A Lesson On The Meaning Of “Harangue” And “Oration”


In U.S. v. Brownstein, the U.S. Court of Appeals for the DC Circuit, reversing the District Court, held that a federal law regulating conduct in the Supreme Court Building, 40 U.S.C. § 6134, which prohibits “harangues and orations” during oral argument, is constitutionally infirm.  On April 1, 2015, the defendants interrupted oral argument to announce their displeasure for the Supreme Court’s ruling in the Citizens United v. Federal Election Commission, a political speech case.  Noting that the defendants had fair notice of the rules governing conduct in this area, the DC Circuit, citing the movie “My Cousin Vinny,” concluded that a” person of ordinary intelligence could read this law and understand that, as a member of the Supreme Court’s oral argument audience, making disruptive public speeches is clearly proscribed behavior.”

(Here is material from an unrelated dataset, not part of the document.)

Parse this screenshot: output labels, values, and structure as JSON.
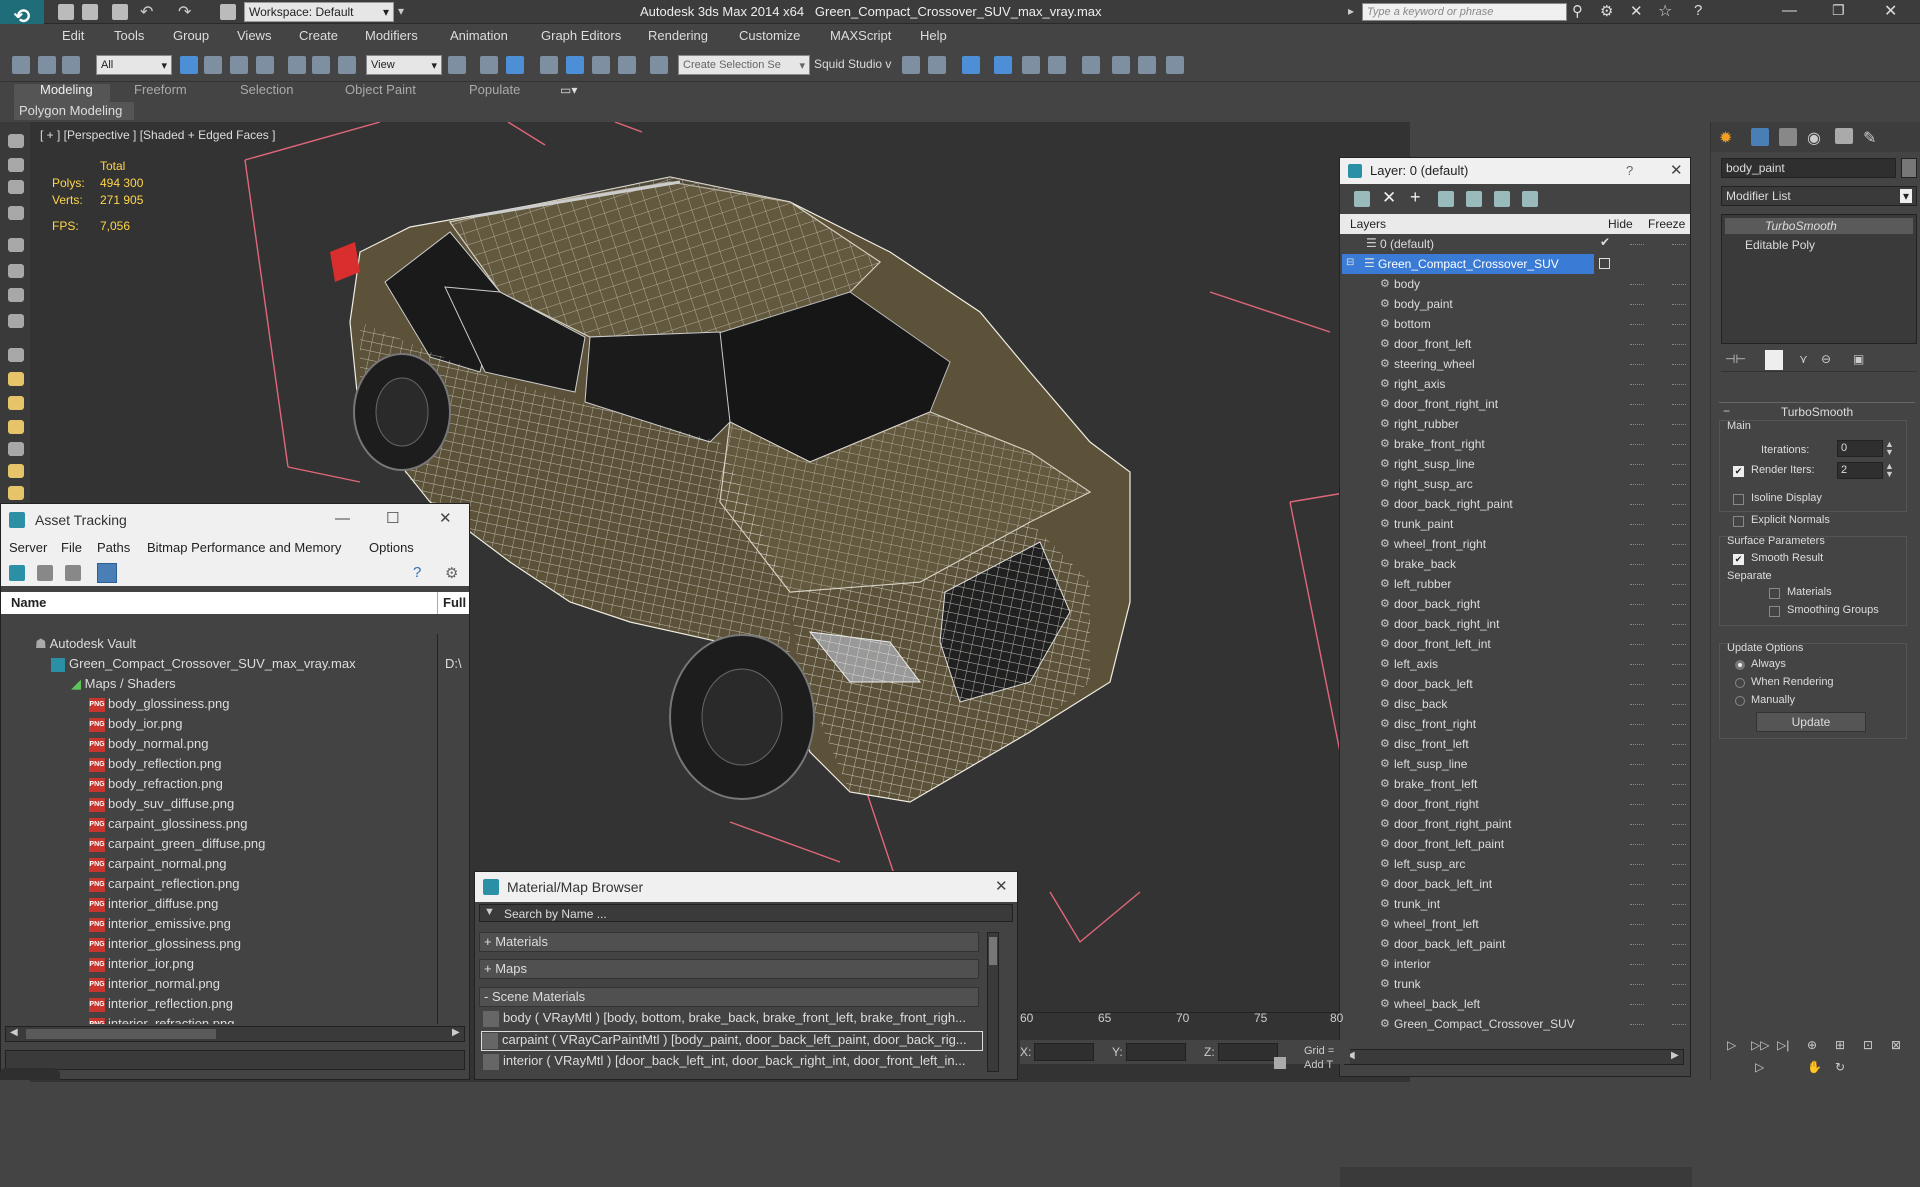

Section 6134, entitled “Firearms, fireworks, speeches, and objectionable language in the Supreme Court Building and grounds,” provides:

It is unlawful to discharge a firearm, firework or explosive, set fire to a combustible, make a harangue or oration, or utter loud, threatening, or abusive language in the Supreme Court Building or grounds.

The District Court concluded that ‘harangues’ and ‘orations’ ‘cannot be determined without reference to subjective perceptions and individual sensitivities,'” and struck them as unconstitutionally vague. The DC Circuit disagreed:

Employing the tools of statutory interpretation, we hold 40 U.S.C. § 6134 gives a core meaning to both ‘harangue’ and ‘oration.’ This core meaning is delivering speeches of various kinds to persons within the Supreme Court’s building and grounds, in a manner that threatens to disturb the operations and decorum of the Court. In the context of the Supreme Court’s building and grounds, the terms’ core meaning proscribes determinable conduct. Thus, the district court erred in striking the terms as void for vagueness.

The DC Circuit noted the “[t]he longstanding principles of statutory interpretation hold that ‘a word is known by the company it keeps.'” It went onto note that “[t]he prohibitions surrounding ‘harangue’ and ‘oration’ demonstrate concern with disruptions of the Supreme Court’s order and decorum.” The prohibition of noises that tend to disrupt the Court’s operations “should illuminate the construction of ‘harangue’ and ‘oration.'” By keeping this concern in mind, the use of “harangue” and “oration” refers “to public speeches that tend to disrupt the Court’s operations, and no others.” Ultimately, the DC Circuit concluded that the District Court erred in striking these two terms as unconstitutionally vague and reversed and remanded the matter for further proceedings.